> **The problem**
Reproduce all of the data word for word.

%%

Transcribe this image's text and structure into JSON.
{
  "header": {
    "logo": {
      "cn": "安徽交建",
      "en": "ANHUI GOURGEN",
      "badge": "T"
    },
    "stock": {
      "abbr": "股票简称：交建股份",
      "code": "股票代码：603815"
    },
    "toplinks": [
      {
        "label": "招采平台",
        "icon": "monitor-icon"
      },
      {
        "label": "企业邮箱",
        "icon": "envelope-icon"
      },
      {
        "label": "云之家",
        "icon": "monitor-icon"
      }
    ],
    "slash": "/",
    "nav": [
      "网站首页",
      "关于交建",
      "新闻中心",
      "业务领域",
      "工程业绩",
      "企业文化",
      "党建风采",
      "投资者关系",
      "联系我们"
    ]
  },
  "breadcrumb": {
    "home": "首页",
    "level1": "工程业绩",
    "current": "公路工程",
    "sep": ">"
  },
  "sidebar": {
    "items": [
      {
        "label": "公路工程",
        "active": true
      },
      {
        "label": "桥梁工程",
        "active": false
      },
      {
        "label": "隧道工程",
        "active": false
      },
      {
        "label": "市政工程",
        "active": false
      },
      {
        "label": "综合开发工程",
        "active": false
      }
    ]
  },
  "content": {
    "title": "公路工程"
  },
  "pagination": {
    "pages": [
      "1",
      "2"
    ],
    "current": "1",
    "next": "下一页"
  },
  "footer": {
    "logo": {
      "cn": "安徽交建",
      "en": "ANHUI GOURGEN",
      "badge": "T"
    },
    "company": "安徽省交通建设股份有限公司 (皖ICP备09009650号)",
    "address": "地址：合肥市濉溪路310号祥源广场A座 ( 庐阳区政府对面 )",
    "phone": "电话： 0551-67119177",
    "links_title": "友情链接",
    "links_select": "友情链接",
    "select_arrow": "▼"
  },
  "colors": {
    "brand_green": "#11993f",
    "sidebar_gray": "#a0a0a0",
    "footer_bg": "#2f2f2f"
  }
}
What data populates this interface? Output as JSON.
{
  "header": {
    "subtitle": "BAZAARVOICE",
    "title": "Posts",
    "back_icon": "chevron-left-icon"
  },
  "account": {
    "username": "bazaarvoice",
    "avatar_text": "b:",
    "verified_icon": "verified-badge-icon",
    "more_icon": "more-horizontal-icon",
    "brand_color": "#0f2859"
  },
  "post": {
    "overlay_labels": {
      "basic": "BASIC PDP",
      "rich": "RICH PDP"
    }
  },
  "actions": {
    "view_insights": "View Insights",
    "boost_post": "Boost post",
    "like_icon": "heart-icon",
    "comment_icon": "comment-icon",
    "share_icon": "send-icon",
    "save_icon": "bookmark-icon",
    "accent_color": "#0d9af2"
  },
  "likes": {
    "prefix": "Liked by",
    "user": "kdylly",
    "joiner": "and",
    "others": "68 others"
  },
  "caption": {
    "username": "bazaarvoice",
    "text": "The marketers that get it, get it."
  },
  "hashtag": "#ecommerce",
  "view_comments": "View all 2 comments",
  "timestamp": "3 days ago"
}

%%

> **Answer to the problem**
Transcribe this image's text and structure into JSON.
{
  "header": {
    "logo": {
      "cn": "安徽交建",
      "en": "ANHUI GOURGEN",
      "badge": "T"
    },
    "stock": {
      "abbr": "股票简称：交建股份",
      "code": "股票代码：603815"
    },
    "toplinks": [
      {
        "label": "招采平台",
        "icon": "monitor-icon"
      },
      {
        "label": "企业邮箱",
        "icon": "envelope-icon"
      },
      {
        "label": "云之家",
        "icon": "monitor-icon"
      }
    ],
    "slash": "/",
    "nav": [
      "网站首页",
      "关于交建",
      "新闻中心",
      "业务领域",
      "工程业绩",
      "企业文化",
      "党建风采",
      "投资者关系",
      "联系我们"
    ]
  },
  "breadcrumb": {
    "home": "首页",
    "level1": "工程业绩",
    "current": "公路工程",
    "sep": ">"
  },
  "sidebar": {
    "items": [
      {
        "label": "公路工程",
        "active": true
      },
      {
        "label": "桥梁工程",
        "active": false
      },
      {
        "label": "隧道工程",
        "active": false
      },
      {
        "label": "市政工程",
        "active": false
      },
      {
        "label": "综合开发工程",
        "active": false
      }
    ]
  },
  "content": {
    "title": "公路工程"
  },
  "pagination": {
    "pages": [
      "1",
      "2"
    ],
    "current": "1",
    "next": "下一页"
  },
  "footer": {
    "logo": {
      "cn": "安徽交建",
      "en": "ANHUI GOURGEN",
      "badge": "T"
    },
    "company": "安徽省交通建设股份有限公司 (皖ICP备09009650号)",
    "address": "地址：合肥市濉溪路310号祥源广场A座 ( 庐阳区政府对面 )",
    "phone": "电话： 0551-67119177",
    "links_title": "友情链接",
    "links_select": "友情链接",
    "select_arrow": "▼"
  },
  "colors": {
    "brand_green": "#11993f",
    "sidebar_gray": "#a0a0a0",
    "footer_bg": "#2f2f2f"
  }
}
What data populates this interface? Output as JSON.
{
  "header": {
    "subtitle": "BAZAARVOICE",
    "title": "Posts",
    "back_icon": "chevron-left-icon"
  },
  "account": {
    "username": "bazaarvoice",
    "avatar_text": "b:",
    "verified_icon": "verified-badge-icon",
    "more_icon": "more-horizontal-icon",
    "brand_color": "#0f2859"
  },
  "post": {
    "overlay_labels": {
      "basic": "BASIC PDP",
      "rich": "RICH PDP"
    }
  },
  "actions": {
    "view_insights": "View Insights",
    "boost_post": "Boost post",
    "like_icon": "heart-icon",
    "comment_icon": "comment-icon",
    "share_icon": "send-icon",
    "save_icon": "bookmark-icon",
    "accent_color": "#0d9af2"
  },
  "likes": {
    "prefix": "Liked by",
    "user": "kdylly",
    "joiner": "and",
    "others": "68 others"
  },
  "caption": {
    "username": "bazaarvoice",
    "text": "The marketers that get it, get it."
  },
  "hashtag": "#ecommerce",
  "view_comments": "View all 2 comments",
  "timestamp": "3 days ago"
}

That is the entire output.